▶ [RECORDS]
┏━━

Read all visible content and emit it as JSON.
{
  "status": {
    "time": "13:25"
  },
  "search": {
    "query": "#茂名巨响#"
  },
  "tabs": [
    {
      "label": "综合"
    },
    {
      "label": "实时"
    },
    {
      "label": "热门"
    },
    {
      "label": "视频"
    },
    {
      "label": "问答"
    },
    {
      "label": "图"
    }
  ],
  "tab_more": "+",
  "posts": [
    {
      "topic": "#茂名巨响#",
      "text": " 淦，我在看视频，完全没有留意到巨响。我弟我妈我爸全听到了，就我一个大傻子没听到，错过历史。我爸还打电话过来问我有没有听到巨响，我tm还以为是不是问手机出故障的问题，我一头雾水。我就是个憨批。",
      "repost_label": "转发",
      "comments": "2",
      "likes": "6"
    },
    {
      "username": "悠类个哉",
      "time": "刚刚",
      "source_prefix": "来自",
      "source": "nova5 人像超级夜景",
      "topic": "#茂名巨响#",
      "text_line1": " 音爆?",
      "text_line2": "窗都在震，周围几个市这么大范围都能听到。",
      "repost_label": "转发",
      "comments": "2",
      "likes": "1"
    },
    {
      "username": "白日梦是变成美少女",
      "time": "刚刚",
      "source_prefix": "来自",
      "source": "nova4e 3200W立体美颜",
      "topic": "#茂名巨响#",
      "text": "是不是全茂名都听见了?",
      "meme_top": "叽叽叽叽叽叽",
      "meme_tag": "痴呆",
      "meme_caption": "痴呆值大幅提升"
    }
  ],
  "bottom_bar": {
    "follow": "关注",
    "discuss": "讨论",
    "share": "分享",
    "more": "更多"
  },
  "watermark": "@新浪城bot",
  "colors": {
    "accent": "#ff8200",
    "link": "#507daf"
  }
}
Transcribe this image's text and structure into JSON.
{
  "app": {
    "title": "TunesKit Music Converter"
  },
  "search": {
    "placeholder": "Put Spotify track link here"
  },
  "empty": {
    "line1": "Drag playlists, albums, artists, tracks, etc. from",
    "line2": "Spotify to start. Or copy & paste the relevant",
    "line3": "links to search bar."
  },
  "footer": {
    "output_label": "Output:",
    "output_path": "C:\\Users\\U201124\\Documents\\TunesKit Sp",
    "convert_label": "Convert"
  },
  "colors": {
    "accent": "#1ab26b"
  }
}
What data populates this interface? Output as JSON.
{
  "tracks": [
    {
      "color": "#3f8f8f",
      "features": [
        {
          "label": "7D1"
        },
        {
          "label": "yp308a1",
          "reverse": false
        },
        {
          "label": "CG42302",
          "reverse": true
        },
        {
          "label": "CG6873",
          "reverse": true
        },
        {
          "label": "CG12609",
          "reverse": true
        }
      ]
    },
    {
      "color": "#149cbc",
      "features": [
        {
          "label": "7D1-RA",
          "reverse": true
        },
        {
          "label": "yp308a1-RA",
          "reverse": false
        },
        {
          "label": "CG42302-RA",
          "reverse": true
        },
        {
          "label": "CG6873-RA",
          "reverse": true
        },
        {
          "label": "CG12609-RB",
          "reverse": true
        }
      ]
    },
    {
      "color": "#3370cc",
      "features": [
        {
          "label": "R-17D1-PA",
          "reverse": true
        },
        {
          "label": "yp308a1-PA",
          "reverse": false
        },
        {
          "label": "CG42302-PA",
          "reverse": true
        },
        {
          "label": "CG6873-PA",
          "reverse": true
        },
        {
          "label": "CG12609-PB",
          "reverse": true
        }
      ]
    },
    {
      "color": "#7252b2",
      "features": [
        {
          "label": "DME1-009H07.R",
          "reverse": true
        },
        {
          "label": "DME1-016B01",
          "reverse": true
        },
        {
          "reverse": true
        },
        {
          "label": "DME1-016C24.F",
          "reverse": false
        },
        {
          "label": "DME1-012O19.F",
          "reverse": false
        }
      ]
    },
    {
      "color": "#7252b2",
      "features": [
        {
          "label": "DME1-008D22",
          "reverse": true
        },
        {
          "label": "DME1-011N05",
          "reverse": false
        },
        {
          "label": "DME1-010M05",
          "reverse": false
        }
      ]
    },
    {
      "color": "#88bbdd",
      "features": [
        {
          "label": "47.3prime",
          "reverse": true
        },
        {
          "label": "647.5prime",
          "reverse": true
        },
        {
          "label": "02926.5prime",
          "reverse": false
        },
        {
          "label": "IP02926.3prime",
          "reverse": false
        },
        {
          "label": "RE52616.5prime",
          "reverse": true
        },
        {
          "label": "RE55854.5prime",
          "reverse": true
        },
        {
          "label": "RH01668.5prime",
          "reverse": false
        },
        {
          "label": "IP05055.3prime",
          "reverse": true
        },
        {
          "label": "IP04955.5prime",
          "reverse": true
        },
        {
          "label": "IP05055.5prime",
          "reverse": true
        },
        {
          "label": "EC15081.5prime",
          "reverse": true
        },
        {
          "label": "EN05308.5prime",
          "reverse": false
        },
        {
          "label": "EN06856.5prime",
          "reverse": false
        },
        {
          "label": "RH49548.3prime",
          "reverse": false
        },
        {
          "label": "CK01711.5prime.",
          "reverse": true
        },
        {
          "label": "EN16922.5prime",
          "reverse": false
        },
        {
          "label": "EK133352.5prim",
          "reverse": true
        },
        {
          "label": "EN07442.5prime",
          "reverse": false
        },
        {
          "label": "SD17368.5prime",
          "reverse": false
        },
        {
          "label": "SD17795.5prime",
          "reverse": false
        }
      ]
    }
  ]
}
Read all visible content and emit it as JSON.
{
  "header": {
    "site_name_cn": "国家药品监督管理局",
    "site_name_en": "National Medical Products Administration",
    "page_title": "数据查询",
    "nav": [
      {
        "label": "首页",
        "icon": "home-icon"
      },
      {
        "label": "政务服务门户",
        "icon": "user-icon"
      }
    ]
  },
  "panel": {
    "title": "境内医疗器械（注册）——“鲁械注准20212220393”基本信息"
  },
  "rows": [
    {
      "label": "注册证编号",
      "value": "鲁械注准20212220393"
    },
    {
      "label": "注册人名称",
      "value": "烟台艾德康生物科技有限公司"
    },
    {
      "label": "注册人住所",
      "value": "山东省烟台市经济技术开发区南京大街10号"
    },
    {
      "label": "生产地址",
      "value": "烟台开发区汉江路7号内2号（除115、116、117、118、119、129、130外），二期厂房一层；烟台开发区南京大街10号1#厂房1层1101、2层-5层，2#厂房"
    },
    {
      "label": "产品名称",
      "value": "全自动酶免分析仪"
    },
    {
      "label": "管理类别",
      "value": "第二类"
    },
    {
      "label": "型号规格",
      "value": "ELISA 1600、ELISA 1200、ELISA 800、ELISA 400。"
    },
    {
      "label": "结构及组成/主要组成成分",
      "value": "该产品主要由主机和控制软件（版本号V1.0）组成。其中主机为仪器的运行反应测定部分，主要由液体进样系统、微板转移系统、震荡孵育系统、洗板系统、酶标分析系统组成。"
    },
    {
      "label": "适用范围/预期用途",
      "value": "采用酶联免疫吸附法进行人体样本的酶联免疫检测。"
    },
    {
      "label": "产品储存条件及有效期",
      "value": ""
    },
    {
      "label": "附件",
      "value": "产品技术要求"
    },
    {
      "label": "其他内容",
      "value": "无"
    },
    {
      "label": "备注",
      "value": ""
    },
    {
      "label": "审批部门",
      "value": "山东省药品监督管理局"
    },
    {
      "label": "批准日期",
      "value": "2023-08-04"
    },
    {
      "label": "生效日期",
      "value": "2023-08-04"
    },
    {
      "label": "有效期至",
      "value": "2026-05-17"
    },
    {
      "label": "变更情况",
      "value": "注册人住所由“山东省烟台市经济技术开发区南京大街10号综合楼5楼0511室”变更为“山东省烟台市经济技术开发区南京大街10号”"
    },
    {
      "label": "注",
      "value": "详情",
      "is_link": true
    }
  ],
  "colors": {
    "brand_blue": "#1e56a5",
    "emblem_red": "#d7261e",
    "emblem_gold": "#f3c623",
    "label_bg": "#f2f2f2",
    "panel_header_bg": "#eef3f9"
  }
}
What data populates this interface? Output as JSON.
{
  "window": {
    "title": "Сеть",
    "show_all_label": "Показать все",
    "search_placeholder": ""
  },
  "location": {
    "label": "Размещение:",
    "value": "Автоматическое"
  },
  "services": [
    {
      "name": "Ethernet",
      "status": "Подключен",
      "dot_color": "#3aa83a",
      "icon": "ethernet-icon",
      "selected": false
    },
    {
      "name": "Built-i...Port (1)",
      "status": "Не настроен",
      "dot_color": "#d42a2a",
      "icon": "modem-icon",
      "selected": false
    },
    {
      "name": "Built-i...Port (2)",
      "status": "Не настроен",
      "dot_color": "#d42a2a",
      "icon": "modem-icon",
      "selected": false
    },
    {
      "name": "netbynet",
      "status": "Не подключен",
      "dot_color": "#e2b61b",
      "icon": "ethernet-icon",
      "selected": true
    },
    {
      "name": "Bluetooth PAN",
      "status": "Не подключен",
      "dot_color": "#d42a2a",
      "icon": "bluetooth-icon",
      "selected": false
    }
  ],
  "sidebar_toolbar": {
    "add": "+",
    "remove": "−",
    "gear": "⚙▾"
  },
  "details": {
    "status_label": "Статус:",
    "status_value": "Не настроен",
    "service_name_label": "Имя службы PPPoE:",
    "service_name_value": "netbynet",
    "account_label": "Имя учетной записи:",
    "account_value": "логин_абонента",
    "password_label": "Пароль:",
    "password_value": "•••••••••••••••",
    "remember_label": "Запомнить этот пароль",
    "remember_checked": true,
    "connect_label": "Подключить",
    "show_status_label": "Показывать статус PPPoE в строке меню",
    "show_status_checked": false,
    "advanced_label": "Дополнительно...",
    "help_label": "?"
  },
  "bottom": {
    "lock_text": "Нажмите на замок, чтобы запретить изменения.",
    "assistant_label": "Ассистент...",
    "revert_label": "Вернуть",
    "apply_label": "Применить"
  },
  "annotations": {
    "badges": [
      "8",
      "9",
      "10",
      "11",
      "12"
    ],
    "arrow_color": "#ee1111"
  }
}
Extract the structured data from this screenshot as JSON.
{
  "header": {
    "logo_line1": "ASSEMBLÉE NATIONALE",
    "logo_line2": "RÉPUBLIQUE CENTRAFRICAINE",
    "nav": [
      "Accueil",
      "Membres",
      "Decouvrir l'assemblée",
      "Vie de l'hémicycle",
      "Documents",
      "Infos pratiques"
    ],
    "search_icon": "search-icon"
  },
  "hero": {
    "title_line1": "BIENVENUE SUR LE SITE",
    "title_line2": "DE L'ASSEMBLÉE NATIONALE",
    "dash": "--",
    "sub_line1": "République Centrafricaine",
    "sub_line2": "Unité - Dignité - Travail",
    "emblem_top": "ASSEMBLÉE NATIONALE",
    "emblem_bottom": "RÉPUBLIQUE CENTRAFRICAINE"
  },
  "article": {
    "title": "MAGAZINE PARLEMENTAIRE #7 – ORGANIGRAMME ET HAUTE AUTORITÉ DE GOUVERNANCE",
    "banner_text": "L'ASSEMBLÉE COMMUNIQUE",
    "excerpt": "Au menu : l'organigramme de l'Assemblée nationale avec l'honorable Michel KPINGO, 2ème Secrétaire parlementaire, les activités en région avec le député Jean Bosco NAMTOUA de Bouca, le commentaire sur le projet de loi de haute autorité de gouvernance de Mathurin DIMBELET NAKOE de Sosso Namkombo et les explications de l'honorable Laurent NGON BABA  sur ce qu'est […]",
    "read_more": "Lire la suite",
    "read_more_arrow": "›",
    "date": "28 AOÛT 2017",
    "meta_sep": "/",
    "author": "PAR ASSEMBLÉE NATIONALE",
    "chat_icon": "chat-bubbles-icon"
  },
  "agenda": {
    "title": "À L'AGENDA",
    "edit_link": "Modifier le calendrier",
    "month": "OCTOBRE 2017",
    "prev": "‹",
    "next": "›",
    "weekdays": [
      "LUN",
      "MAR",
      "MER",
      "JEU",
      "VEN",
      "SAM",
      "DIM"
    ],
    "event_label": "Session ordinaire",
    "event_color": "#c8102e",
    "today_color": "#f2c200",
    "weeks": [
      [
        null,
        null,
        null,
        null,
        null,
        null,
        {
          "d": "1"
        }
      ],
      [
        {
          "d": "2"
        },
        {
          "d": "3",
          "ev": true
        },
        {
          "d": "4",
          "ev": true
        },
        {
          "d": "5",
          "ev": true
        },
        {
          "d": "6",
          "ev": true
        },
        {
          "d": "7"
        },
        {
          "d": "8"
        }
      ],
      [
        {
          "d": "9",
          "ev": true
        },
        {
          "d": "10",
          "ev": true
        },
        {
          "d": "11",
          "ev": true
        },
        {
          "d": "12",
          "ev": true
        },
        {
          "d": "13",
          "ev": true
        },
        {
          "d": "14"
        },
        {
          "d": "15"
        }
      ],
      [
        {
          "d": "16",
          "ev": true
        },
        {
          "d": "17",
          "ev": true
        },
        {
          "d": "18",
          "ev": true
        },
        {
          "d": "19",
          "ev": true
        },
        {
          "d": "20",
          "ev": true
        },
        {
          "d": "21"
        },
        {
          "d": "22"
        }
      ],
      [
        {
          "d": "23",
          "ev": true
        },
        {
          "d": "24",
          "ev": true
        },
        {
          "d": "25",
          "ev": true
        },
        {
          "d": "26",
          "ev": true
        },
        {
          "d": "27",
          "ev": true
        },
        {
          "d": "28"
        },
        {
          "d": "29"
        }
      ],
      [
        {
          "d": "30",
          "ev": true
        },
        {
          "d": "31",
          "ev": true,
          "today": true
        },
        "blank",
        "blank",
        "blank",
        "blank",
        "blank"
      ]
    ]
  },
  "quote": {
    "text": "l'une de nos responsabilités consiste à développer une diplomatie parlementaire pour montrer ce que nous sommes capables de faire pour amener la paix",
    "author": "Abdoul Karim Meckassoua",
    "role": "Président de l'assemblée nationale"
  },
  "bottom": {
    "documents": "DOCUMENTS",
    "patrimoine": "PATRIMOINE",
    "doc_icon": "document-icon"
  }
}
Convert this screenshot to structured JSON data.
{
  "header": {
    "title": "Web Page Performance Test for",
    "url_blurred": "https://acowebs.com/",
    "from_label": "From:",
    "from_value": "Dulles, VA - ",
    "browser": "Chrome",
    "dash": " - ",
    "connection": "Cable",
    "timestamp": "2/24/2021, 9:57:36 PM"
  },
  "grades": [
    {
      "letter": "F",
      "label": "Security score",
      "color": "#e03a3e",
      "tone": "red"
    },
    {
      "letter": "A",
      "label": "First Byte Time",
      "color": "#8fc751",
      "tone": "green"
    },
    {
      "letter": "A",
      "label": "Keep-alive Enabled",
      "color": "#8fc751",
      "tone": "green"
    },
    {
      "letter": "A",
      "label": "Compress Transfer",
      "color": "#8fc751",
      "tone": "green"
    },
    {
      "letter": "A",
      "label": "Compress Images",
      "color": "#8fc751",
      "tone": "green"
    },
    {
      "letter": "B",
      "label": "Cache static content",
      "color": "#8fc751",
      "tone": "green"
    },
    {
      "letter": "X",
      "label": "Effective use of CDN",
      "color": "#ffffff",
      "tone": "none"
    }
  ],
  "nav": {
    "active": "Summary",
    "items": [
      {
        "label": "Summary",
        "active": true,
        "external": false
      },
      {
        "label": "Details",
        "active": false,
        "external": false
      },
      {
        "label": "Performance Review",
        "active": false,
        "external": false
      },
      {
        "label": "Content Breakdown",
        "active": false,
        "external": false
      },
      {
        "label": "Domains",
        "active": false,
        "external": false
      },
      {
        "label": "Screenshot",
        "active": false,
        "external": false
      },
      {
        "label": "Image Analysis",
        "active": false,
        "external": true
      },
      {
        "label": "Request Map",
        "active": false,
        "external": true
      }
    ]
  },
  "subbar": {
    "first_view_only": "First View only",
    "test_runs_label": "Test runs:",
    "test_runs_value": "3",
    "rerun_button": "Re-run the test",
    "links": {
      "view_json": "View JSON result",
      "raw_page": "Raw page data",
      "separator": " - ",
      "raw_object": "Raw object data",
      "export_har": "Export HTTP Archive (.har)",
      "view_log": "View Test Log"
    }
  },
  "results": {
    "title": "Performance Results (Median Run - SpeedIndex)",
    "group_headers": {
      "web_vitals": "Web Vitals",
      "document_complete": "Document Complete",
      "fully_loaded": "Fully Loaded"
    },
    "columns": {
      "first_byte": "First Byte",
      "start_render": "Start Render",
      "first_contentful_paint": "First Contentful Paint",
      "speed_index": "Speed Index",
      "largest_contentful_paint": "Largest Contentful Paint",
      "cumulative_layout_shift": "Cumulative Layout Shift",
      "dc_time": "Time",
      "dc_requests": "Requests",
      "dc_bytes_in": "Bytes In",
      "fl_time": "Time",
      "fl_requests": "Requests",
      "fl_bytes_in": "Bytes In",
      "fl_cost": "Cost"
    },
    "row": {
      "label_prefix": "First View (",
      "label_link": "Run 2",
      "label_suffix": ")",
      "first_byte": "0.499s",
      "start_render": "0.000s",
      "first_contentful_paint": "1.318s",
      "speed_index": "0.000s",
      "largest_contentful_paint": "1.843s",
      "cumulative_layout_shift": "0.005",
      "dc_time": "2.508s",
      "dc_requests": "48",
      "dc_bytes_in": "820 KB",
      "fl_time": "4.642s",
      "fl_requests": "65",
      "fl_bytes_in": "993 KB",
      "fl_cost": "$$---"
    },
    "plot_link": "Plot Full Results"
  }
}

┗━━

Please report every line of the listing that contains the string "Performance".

▶ [REPLY]
    "title": "Web Page Performance Test for",
        "label": "Performance Review",
    "title": "Performance Results (Median Run - SpeedIndex)",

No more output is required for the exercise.